When reflecting on the final day of competition, I realized the truth of McLain’s words. There were very few rounds that showcased the best skill set of horse and rider, in sync to produce a clear round in an effortless manner. That, to me, is what show jumping is all about. The final round, as mentioned, resulted in no clear rounds. Comparing these results to the Finals in Lyon last year, there were four double clear rounds and a total of 155 faults from the final round. Factoring away the four clear rounds in Lyon, the average number of faults comes to an estimate of 9.6. This is fairly similar to the mean results from Sunday’s final round, with the average rider incurring 10.5 faults, factoring out the one withdraw. Yet, if you go back and watch the rounds from Lyon, there’s a stark contrast between these two finals. In Lyon, the faults incurred were less the result of “hard faults” and awkward approaches, but rather light technical errors.

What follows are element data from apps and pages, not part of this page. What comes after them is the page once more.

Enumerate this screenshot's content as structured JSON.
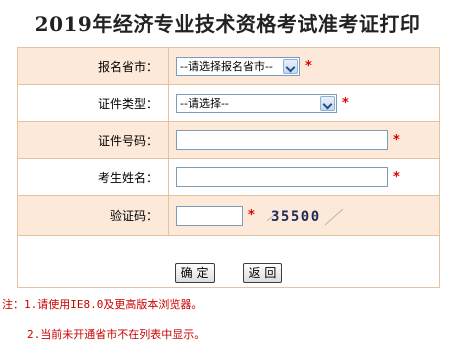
{
  "page": {
    "title": "2019年经济专业技术资格考试准考证打印"
  },
  "form": {
    "province": {
      "label": "报名省市：",
      "selected": "--请选择报名省市--",
      "required_mark": "*"
    },
    "id_type": {
      "label": "证件类型：",
      "selected": "--请选择--",
      "required_mark": "*"
    },
    "id_number": {
      "label": "证件号码：",
      "value": "",
      "required_mark": "*"
    },
    "name": {
      "label": "考生姓名：",
      "value": "",
      "required_mark": "*"
    },
    "captcha": {
      "label": "验证码：",
      "value": "",
      "required_mark": "*",
      "image_text": "35500"
    },
    "buttons": {
      "confirm": "确 定",
      "back": "返 回"
    }
  },
  "notes": {
    "line1": "注：1.请使用IE8.0及更高版本浏览器。",
    "line2": "2.当前未开通省市不在列表中显示。"
  },
  "colors": {
    "odd_row_bg": "#fde9d9",
    "border": "#e6c3a0",
    "required": "#e00000",
    "note_text": "#cc0000"
  }
}
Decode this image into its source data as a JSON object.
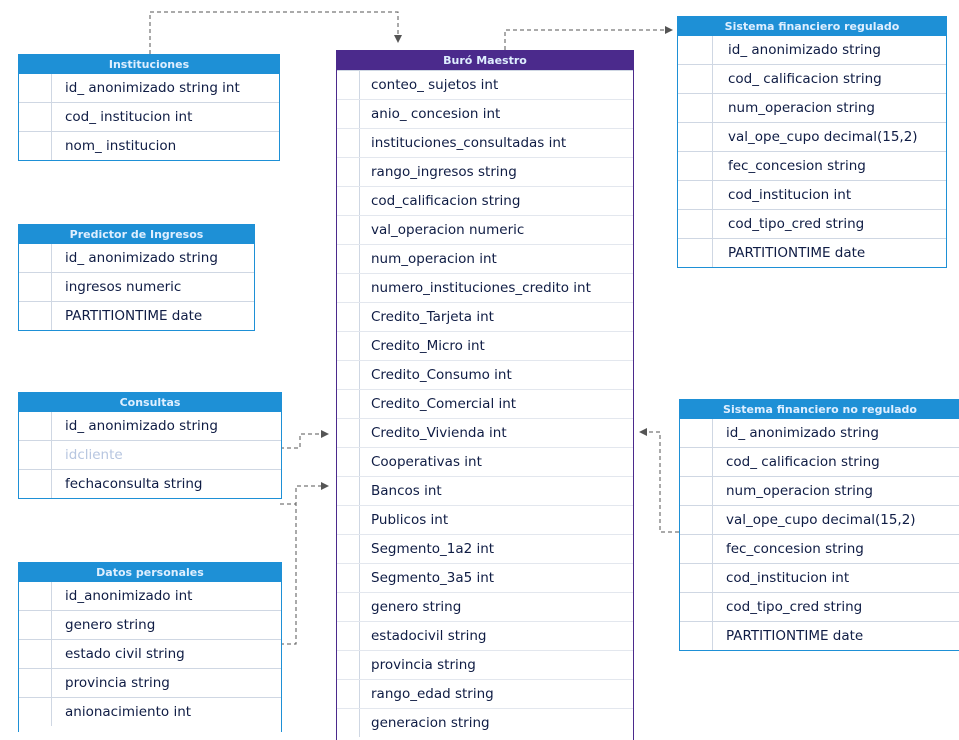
{
  "entities": {
    "instituciones": {
      "title": "Instituciones",
      "fields": [
        "id_ anonimizado string int",
        "cod_ institucion int",
        "nom_ institucion"
      ]
    },
    "ingresos": {
      "title": "Predictor de Ingresos",
      "fields": [
        "id_ anonimizado string",
        "ingresos numeric",
        "PARTITIONTIME date"
      ]
    },
    "consultas": {
      "title": "Consultas",
      "fields": [
        "id_ anonimizado string",
        "idcliente",
        "fechaconsulta string"
      ]
    },
    "otros": {
      "title": "Datos personales",
      "fields": [
        "id_anonimizado int",
        "genero string",
        "estado civil string",
        "provincia string",
        "anionacimiento int"
      ]
    },
    "buro": {
      "title": "Buró Maestro",
      "fields": [
        "conteo_ sujetos int",
        "anio_ concesion int",
        "instituciones_consultadas int",
        "rango_ingresos string",
        "cod_calificacion string",
        "val_operacion numeric",
        "num_operacion int",
        "numero_instituciones_credito int",
        "Credito_Tarjeta int",
        "Credito_Micro int",
        "Credito_Consumo int",
        "Credito_Comercial int",
        "Credito_Vivienda int",
        "Cooperativas int",
        "Bancos int",
        "Publicos int",
        "Segmento_1a2 int",
        "Segmento_3a5 int",
        "genero string",
        "estadocivil string",
        "provincia string",
        "rango_edad string",
        "generacion string"
      ]
    },
    "regulado": {
      "title": "Sistema financiero regulado",
      "fields": [
        "id_ anonimizado string",
        "cod_ calificacion string",
        "num_operacion string",
        "val_ope_cupo decimal(15,2)",
        "fec_concesion string",
        "cod_institucion int",
        "cod_tipo_cred string",
        "PARTITIONTIME date"
      ]
    },
    "no_regulado": {
      "title": "Sistema financiero no regulado",
      "fields": [
        "id_ anonimizado string",
        "cod_ calificacion string",
        "num_operacion string",
        "val_ope_cupo decimal(15,2)",
        "fec_concesion string",
        "cod_institucion int",
        "cod_tipo_cred string",
        "PARTITIONTIME date"
      ]
    }
  },
  "colors": {
    "table_header": "#1e90d6",
    "main_table_header": "#4b2a8c",
    "text": "#0f1c44",
    "connector": "#555555"
  }
}
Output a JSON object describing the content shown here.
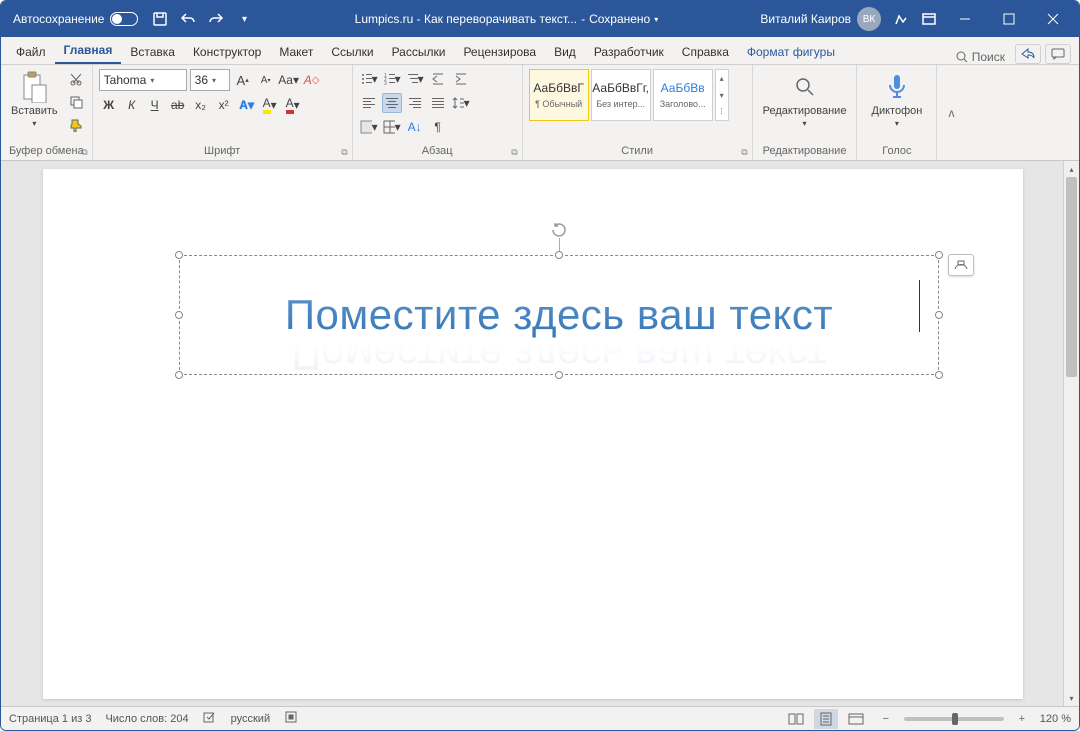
{
  "titlebar": {
    "autosave": "Автосохранение",
    "doc_title": "Lumpics.ru - Как переворачивать текст...",
    "saved": "Сохранено",
    "user_name": "Виталий Каиров",
    "user_initials": "ВК"
  },
  "tabs": {
    "file": "Файл",
    "home": "Главная",
    "insert": "Вставка",
    "design": "Конструктор",
    "layout": "Макет",
    "references": "Ссылки",
    "mailings": "Рассылки",
    "review": "Рецензирова",
    "view": "Вид",
    "developer": "Разработчик",
    "help": "Справка",
    "shape_format": "Формат фигуры",
    "search": "Поиск"
  },
  "ribbon": {
    "clipboard": {
      "paste": "Вставить",
      "label": "Буфер обмена"
    },
    "font": {
      "name": "Tahoma",
      "size": "36",
      "label": "Шрифт",
      "bold": "Ж",
      "italic": "К",
      "underline": "Ч",
      "strike": "ab",
      "sub": "x₂",
      "sup": "x²",
      "effects": "A",
      "highlight": "A",
      "color": "A",
      "case": "Aa",
      "clear": "A"
    },
    "paragraph": {
      "label": "Абзац"
    },
    "styles": {
      "label": "Стили",
      "items": [
        {
          "preview": "АаБбВвГ",
          "name": "¶ Обычный"
        },
        {
          "preview": "АаБбВвГг,",
          "name": "Без интер..."
        },
        {
          "preview": "АаБбВв",
          "name": "Заголово..."
        }
      ]
    },
    "editing": {
      "label": "Редактирование",
      "button": "Редактирование"
    },
    "voice": {
      "label": "Голос",
      "button": "Диктофон"
    }
  },
  "document": {
    "wordart_text": "Поместите здесь ваш текст"
  },
  "status": {
    "page": "Страница 1 из 3",
    "words": "Число слов: 204",
    "lang": "русский",
    "zoom": "120 %"
  }
}
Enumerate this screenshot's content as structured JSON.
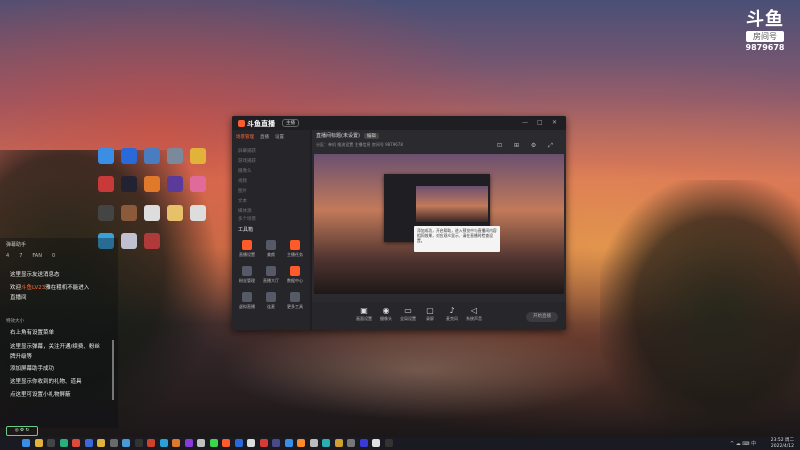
{
  "watermark": {
    "logo": "斗鱼",
    "room_label": "房间号",
    "room_number": "9879678"
  },
  "desktop_icons": [
    {
      "name": "browser-icon",
      "color": "#3a8ee6"
    },
    {
      "name": "star-icon",
      "color": "#2a6ad8"
    },
    {
      "name": "recycle-icon",
      "color": "#4a7cc0"
    },
    {
      "name": "gear-icon",
      "color": "#7a8a9a"
    },
    {
      "name": "chrome-icon",
      "color": "#e2b33a"
    },
    {
      "name": "game-icon",
      "color": "#c83a3a"
    },
    {
      "name": "game-icon",
      "color": "#222233"
    },
    {
      "name": "app-icon",
      "color": "#e07a2a"
    },
    {
      "name": "video-icon",
      "color": "#5a3a9a"
    },
    {
      "name": "app-icon",
      "color": "#e06a9a"
    },
    {
      "name": "person-icon",
      "color": "#444"
    },
    {
      "name": "game-icon",
      "color": "#8a5a3a"
    },
    {
      "name": "doc-icon",
      "color": "#dddddd"
    },
    {
      "name": "folder-icon",
      "color": "#e8c06a"
    },
    {
      "name": "doc-icon",
      "color": "#dddddd"
    },
    {
      "name": "app-icon",
      "color": "#3aa0d8"
    },
    {
      "name": "app-icon",
      "color": "#c0c0d0"
    },
    {
      "name": "game-icon",
      "color": "#b03a3a"
    }
  ],
  "chat": {
    "header": "弹幕助手",
    "stats": [
      "4",
      "7",
      "FAN",
      "0"
    ],
    "lines": [
      {
        "prefix": "",
        "text": "这里显示友送消息态"
      },
      {
        "prefix": "欢迎",
        "highlight": "斗鱼LV23",
        "text": "雅在粗机不能进入"
      },
      {
        "prefix": "",
        "text": "直播间"
      },
      {
        "prefix": "",
        "text": "右上角有设置菜单"
      },
      {
        "prefix": "",
        "text": "这里显示弹幕，关注开通/续费、粉丝"
      },
      {
        "prefix": "",
        "text": "牌升级等"
      },
      {
        "prefix": "",
        "text": "添加屏幕助手成功"
      },
      {
        "prefix": "",
        "text": "这里显示你收到的礼物、道具"
      },
      {
        "prefix": "",
        "text": "点这里可设置小礼物屏蔽"
      }
    ],
    "small_line": "特效大小",
    "bottom_label": "◎ ⚙ ↻"
  },
  "app": {
    "title": "斗鱼直播",
    "badge": "主播",
    "controls": [
      "—",
      "□",
      "✕"
    ],
    "side_tabs": [
      {
        "label": "场景管理",
        "active": true
      },
      {
        "label": "直播",
        "active": false
      },
      {
        "label": "设置",
        "active": false
      }
    ],
    "scenes": [
      "屏幕捕获",
      "游戏捕获",
      "摄像头",
      "视频",
      "图片",
      "文本",
      "媒体源",
      "多个场景"
    ],
    "tools_title": "工具箱",
    "tools": [
      {
        "label": "直播设置",
        "color": "#ff5a2a"
      },
      {
        "label": "美颜",
        "color": "#555a66"
      },
      {
        "label": "主播任务",
        "color": "#ff5a2a"
      },
      {
        "label": "粉丝管理",
        "color": "#555a66"
      },
      {
        "label": "直播大厅",
        "color": "#555a66"
      },
      {
        "label": "数据中心",
        "color": "#ff5a2a"
      },
      {
        "label": "虚拟直播",
        "color": "#555a66"
      },
      {
        "label": "连麦",
        "color": "#555a66"
      },
      {
        "label": "更多工具",
        "color": "#555a66"
      }
    ],
    "stage": {
      "title": "直播间标题(未设置)",
      "tag": "编辑",
      "subline": "分区：单机   推流设置   主播信息   房间号   9879678",
      "icons": "⊡ ⊞ ⚙ ⤢"
    },
    "tooltip": "添加成功，开启帮助，进入预览中与直播间内容相同效果，对应观众显示、请在直播时检查设置。",
    "bottom_buttons": [
      {
        "icon": "▣",
        "label": "画面设置"
      },
      {
        "icon": "◉",
        "label": "摄像头"
      },
      {
        "icon": "▭",
        "label": "全局设置"
      },
      {
        "icon": "▢",
        "label": "录屏"
      },
      {
        "icon": "♪",
        "label": "麦克风"
      },
      {
        "icon": "◁",
        "label": "系统声音"
      }
    ],
    "live_button": "开始直播"
  },
  "taskbar": {
    "time": "23:52 周二",
    "date": "2022/4/12",
    "tray": "^ ☁ ⌨ 中",
    "icons": [
      "#3a8ee6",
      "#e2b33a",
      "#444",
      "#2ab07a",
      "#e04a3a",
      "#3a6ad8",
      "#e2b33a",
      "#6a6a6a",
      "#4a9ad8",
      "#333",
      "#d0402a",
      "#2aa0d8",
      "#e07a2a",
      "#8a3ad8",
      "#c0c0c0",
      "#3ad84a",
      "#ff5a2a",
      "#2a6ad8",
      "#dddddd",
      "#d83a3a",
      "#4a4a8a",
      "#3a8ee6",
      "#ff8a2a",
      "#bbbbbb",
      "#2ab0b0",
      "#d0a030",
      "#777777",
      "#3a3ad8",
      "#e0e0e0",
      "#333333"
    ]
  }
}
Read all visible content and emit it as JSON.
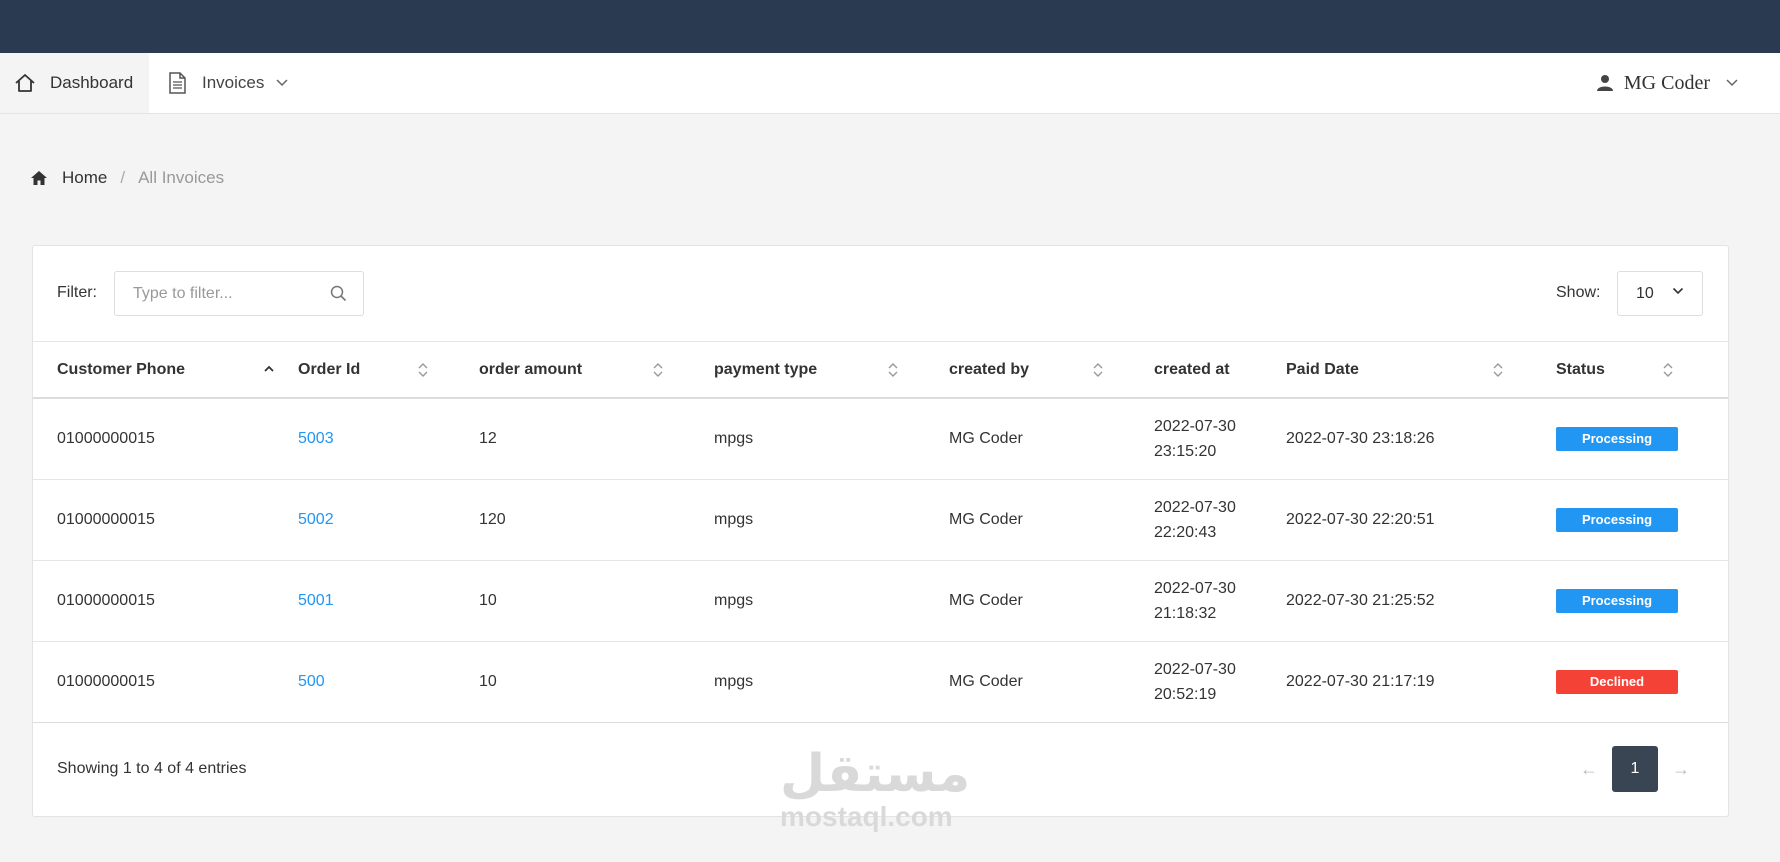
{
  "nav": {
    "dashboard_label": "Dashboard",
    "invoices_label": "Invoices",
    "user_name": "MG Coder"
  },
  "breadcrumb": {
    "home": "Home",
    "separator": "/",
    "current": "All Invoices"
  },
  "filter": {
    "label": "Filter:",
    "placeholder": "Type to filter..."
  },
  "show": {
    "label": "Show:",
    "value": "10"
  },
  "table": {
    "columns": [
      "Customer Phone",
      "Order Id",
      "order amount",
      "payment type",
      "created by",
      "created at",
      "Paid Date",
      "Status"
    ],
    "rows": [
      {
        "phone": "01000000015",
        "order_id": "5003",
        "amount": "12",
        "payment": "mpgs",
        "created_by": "MG Coder",
        "created_date": "2022-07-30",
        "created_time": "23:15:20",
        "paid": "2022-07-30 23:18:26",
        "status": "Processing"
      },
      {
        "phone": "01000000015",
        "order_id": "5002",
        "amount": "120",
        "payment": "mpgs",
        "created_by": "MG Coder",
        "created_date": "2022-07-30",
        "created_time": "22:20:43",
        "paid": "2022-07-30 22:20:51",
        "status": "Processing"
      },
      {
        "phone": "01000000015",
        "order_id": "5001",
        "amount": "10",
        "payment": "mpgs",
        "created_by": "MG Coder",
        "created_date": "2022-07-30",
        "created_time": "21:18:32",
        "paid": "2022-07-30 21:25:52",
        "status": "Processing"
      },
      {
        "phone": "01000000015",
        "order_id": "500",
        "amount": "10",
        "payment": "mpgs",
        "created_by": "MG Coder",
        "created_date": "2022-07-30",
        "created_time": "20:52:19",
        "paid": "2022-07-30 21:17:19",
        "status": "Declined"
      }
    ]
  },
  "footer": {
    "showing": "Showing 1 to 4 of 4 entries",
    "prev": "←",
    "page": "1",
    "next": "→"
  },
  "watermark": {
    "arabic": "مستقل",
    "latin": "mostaql.com"
  },
  "colors": {
    "topbar": "#2a3a51",
    "link": "#2196f3",
    "processing": "#2196f3",
    "declined": "#f44336",
    "pager_active": "#3a4553"
  }
}
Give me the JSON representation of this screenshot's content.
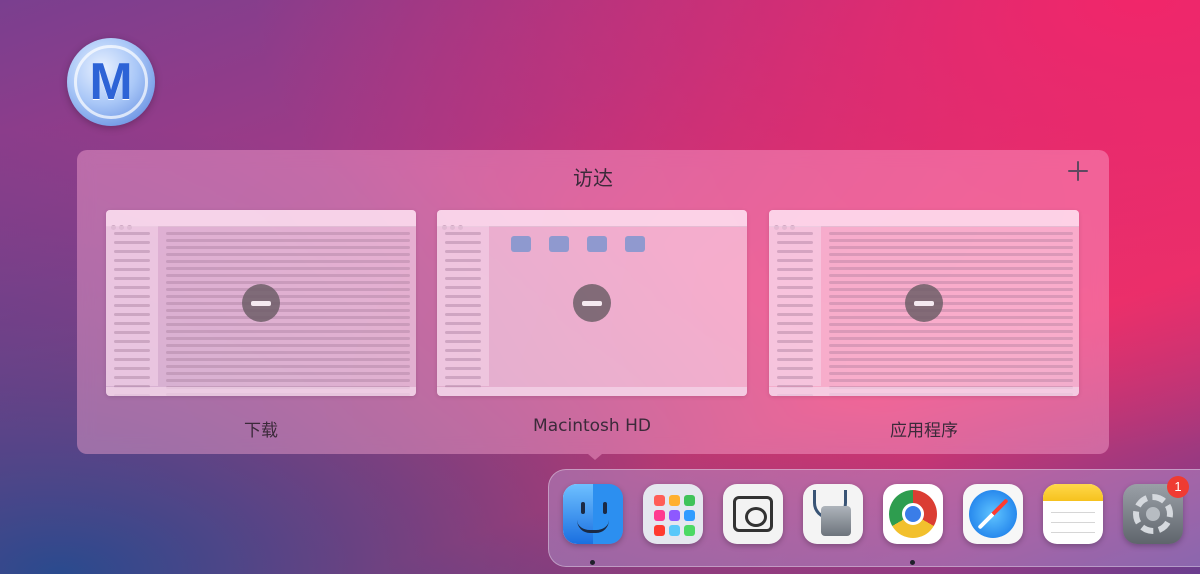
{
  "switcher": {
    "title": "访达",
    "windows": [
      {
        "label": "下载"
      },
      {
        "label": "Macintosh HD"
      },
      {
        "label": "应用程序"
      }
    ]
  },
  "dock": {
    "apps": [
      {
        "name": "finder-icon",
        "running": true
      },
      {
        "name": "launchpad-icon",
        "running": false
      },
      {
        "name": "screenshot-icon",
        "running": false
      },
      {
        "name": "disk-utility-icon",
        "running": false
      },
      {
        "name": "chrome-icon",
        "running": true
      },
      {
        "name": "safari-icon",
        "running": false
      },
      {
        "name": "notes-icon",
        "running": false
      },
      {
        "name": "system-settings-icon",
        "running": false,
        "badge": "1"
      }
    ]
  },
  "colors": {
    "badge": "#ef3b32",
    "accent_pink": "#e8336a",
    "accent_purple": "#7a3f8f"
  }
}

It would be impossible to argue that the riding level of the riders within the competition has changed drastically since last year, as we saw many repeat faces from Lyon to Las Vegas, as well as a field of 18 Olympians. Riders from the highest of skill level felt pushed too far.

I have the utmost respect for the course designer this week, as his passion and talent for course designing is recognized by all. However we must also listen to what the riders have to say, and take steps to produce a platform that allows for the top competitors to shine on their way to victory. As McLain concluded, “This week’s designer was a great rider and has been a top designer but just as we as riders and trainers must reflect on the jobs we do and our own performance so must course designers to create a test that not only challenges the best but also produced great and fair sport.”

McLain ended his Facebook post with a heartfelt congratulations to Steve Geurdat. His post was quickly re-shared hundreds of times, and received thousands of “likes” and comments of agreements from other top riders, including three-time World Cup Champion Rodrigo Pessoa and fellow 2015 World Cup finalist, Kristen Coe.


Dressage Surprises: Favorite pair’s elimination was not the upset Americans were hoping for.

Steffen Peters & Legolas 92

Nobody was expecting a surprise in the results of the Reem Acra Dressage World Cup Finals. Charlotte Dujardin and Valegro made light work of heavy expectations by winning with a freestyle that scored almost 10 percentage points over that of runner-up Edward Gal and Glock’s Undercover N.O.P. Charlotte and Valegro, of Great Britain, are the reigning World Cup, European and Olympic champions, so their jaw-dropping performance and 94.196 score were in line with the outsize expectations everyone has for this pair.

Charlotte Dujardin & Valegro.

What did surprise everybody, in the most heartbreaking way, was the elimination of Steffen Peters and Legolas 92. This was due to a bit of blood detected on Legolas’ side when they exited the arena after a new freestyle that would have landed them in fourth place with an 80.35. FEI horse welfare rules dictate elimination in such cases and Steffen accepted it with the grace he’s demonstrated throughout his career.

He addressed the matter the day it happened on his Facebook page. “I’m truly sorry about my elimination from the 2015 World Cup Finals in Las Vegas. I’m clearly responsible for this. There was absolutely no doubt that all FEI Stewards, Dr. Mike Tomlinson and the president of the ground Jury, Lilo Fore, made the correct decision. Legolas is a sensitive horse, because of this I ride with a dull rounded end spur without rowels. I cannot explain when it happened, and I feel terrible for Legolas. I feel guilty and extremely embarrassed, and apologize to Akiko and Jerry, (Legolas’ owners) our Federation and our friends and supporters. But still very proud of Legolas who did a wonderful job in the Grand Prix and in the Freestyle.”

Behind Charlotte and Edward, Jessica von Bredow-Werndl of Germany and Unee BB finished third with an 80.464 score. America’s second pair, Laura Graves and Verdades, of Florida, wound up a super respectable fourth with a 79.124.